Webb didn’t shy from inviting controversy. In an article titled “Women Can’t Fight,” in The Washingtonian magazine in November 1979, he argued against the policy of allowing women into combat. He maintained that sexual tensions in such an intimate, twenty-four-hour environment could cause problems of discipline and morale, and put women at risk of mistreatment. Annapolis’s Bancroft Hall, a dormitory housing four thousand males and three hundred females, Webb wrote, characteristically, “is a horny woman’s dream.” He argued that women weren’t fit to lead men in battle. (Under pressure to expand the role of women in the navy, Webb, as naval secretary, opened thousands of new naval assignments to women, and his Senate campaign produced several servicewomen who came to his defense.) Webb also weighed in against the jury-selected design by American artist Maya Lin for the Vietnam Memorial. He felt that the proposed black marble slab incised with the names of Americans who died in Vietnam was “defeatist” and “too morose”—he called it “the black ditch of shame.” At his insistence, statues of three soldiers (also at his insistence one of them black) were placed beside the slab, marring, for many, the striking austerity of the monument.

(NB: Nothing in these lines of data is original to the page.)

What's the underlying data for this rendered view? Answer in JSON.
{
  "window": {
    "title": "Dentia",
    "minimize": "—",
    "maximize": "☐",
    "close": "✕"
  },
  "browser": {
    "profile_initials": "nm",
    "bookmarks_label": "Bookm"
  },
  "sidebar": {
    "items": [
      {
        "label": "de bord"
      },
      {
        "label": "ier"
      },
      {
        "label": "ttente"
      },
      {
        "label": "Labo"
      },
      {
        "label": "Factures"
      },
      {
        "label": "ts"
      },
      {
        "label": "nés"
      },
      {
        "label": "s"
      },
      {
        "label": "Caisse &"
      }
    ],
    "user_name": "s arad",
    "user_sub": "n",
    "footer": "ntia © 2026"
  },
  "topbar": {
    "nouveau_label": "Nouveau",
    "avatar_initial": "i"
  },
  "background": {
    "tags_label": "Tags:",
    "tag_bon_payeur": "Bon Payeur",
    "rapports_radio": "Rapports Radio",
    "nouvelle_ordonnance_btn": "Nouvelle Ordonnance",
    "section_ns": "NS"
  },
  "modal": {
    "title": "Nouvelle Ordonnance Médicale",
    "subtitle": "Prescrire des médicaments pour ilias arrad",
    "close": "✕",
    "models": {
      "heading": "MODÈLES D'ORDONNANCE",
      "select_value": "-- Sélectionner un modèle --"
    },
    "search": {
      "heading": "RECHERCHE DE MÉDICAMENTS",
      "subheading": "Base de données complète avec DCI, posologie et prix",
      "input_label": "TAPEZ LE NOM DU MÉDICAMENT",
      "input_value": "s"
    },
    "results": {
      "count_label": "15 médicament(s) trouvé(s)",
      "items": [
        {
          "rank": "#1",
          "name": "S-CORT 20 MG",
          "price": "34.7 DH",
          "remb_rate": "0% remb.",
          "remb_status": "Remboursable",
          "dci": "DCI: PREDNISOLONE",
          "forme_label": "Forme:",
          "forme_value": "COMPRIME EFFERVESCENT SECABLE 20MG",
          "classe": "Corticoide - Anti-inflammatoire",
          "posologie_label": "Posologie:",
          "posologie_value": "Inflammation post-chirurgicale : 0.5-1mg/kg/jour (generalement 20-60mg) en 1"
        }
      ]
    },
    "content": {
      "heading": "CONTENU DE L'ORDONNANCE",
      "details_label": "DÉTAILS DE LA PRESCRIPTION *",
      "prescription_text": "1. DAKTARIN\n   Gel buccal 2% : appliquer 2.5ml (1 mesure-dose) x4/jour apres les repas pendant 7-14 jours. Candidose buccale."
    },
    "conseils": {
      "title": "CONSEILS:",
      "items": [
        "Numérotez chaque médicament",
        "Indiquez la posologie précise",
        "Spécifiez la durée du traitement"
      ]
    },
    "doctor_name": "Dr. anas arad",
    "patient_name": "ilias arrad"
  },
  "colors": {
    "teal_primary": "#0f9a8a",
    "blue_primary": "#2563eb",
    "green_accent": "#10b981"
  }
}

Never fearing to be an iconoclast, Webb defends the Vietnam War as strategically necessary. His attachment to Vietnam remained strong: in 1991, he returned there and, he says, “tried to build bridges between the two countries.” He brought some Vietnamese to America, “largely those who suffered at the hands of the North Vietnamese after 1975.” (Webb thinks Americans haven’t paid enough attention to the suffering of South Vietnamese after the war: the thousands marched off to “re-education” camps, or the more than a million who fled by boat.) He started a small consulting business to advise American companies that were interested in doing business in Vietnam, and took them on trips there. When I jokingly asked Webb if this made him an international wheeler-dealer, à la Henry Kissinger, he laughed and replied, “It wasn’t very lucrative; we were a little early.” During his postwar dealings in Vietnam he met and years later married his current and third wife, Hong Le, now a lawyer in Washington. Webb speaks fluent Vietnamese.
Jim Webb’s route to becoming a Democratic senator from Virginia was circuitous, and his party affiliation has taken a meandering path. Like much of his family, he had been a Democrat. But he quit the party over Jimmy Carter’s grant of amnesty for those who had avoided the draft, and he supported Ronald Reagan in 1980 and George W. Bush (and George Allen) in 2000. But as he was doing research for his book about the Scots-Irish, he developed an admiration for Andrew Jackson and realized that at heart he himself was a Jacksonian populist. Jackson’s working-class people were his own people as well. He also found himself becoming alienated from the Republican Party over the Iraq war and over the party’s rigid positions on social issues. (Webb supports abortion rights and civil unions, but he’s not a down-the-line liberal. Like his people in southern Virginia, he opposes gun control laws.)
North and Webb were rivals at Annapolis. See Robert Timberg, The Nightingale's Song (Touchstone, 1996), pp. 73–76.↩
Broadway Books, 2004.↩